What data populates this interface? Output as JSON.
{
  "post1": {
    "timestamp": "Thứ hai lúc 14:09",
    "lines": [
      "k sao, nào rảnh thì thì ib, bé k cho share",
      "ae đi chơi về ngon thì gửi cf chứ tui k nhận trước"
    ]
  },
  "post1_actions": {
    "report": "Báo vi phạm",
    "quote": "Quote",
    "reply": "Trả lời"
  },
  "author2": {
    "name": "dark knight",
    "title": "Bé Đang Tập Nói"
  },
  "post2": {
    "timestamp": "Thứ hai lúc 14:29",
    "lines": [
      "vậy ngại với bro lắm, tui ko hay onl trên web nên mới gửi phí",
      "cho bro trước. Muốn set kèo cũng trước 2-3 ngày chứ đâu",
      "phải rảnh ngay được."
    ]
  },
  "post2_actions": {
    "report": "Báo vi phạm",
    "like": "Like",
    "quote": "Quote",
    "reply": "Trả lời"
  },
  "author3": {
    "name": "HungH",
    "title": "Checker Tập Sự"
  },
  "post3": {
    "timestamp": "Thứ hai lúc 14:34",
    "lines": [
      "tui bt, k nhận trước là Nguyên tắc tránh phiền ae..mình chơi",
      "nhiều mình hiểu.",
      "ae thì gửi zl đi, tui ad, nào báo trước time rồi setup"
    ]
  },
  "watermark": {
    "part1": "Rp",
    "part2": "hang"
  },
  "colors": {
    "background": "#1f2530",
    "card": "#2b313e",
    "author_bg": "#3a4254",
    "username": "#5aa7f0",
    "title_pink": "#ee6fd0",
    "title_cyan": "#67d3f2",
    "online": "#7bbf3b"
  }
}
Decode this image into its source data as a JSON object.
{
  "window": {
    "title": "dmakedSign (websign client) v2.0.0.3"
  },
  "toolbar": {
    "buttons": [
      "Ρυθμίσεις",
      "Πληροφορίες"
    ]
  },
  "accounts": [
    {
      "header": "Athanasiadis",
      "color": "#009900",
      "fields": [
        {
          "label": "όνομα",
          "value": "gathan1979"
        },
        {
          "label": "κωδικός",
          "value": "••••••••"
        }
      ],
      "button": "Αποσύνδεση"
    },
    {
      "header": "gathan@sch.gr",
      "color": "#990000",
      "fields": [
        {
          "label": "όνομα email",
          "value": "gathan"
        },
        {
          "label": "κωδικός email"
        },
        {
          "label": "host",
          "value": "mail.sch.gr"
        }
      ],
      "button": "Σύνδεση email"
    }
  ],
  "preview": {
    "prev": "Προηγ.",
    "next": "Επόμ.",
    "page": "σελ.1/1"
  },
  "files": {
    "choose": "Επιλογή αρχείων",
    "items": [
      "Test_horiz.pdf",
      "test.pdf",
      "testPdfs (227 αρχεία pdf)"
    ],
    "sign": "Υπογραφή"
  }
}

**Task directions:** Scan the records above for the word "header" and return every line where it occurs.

**Answer box:**
      "header": "Athanasiadis",
      "header": "gathan@sch.gr",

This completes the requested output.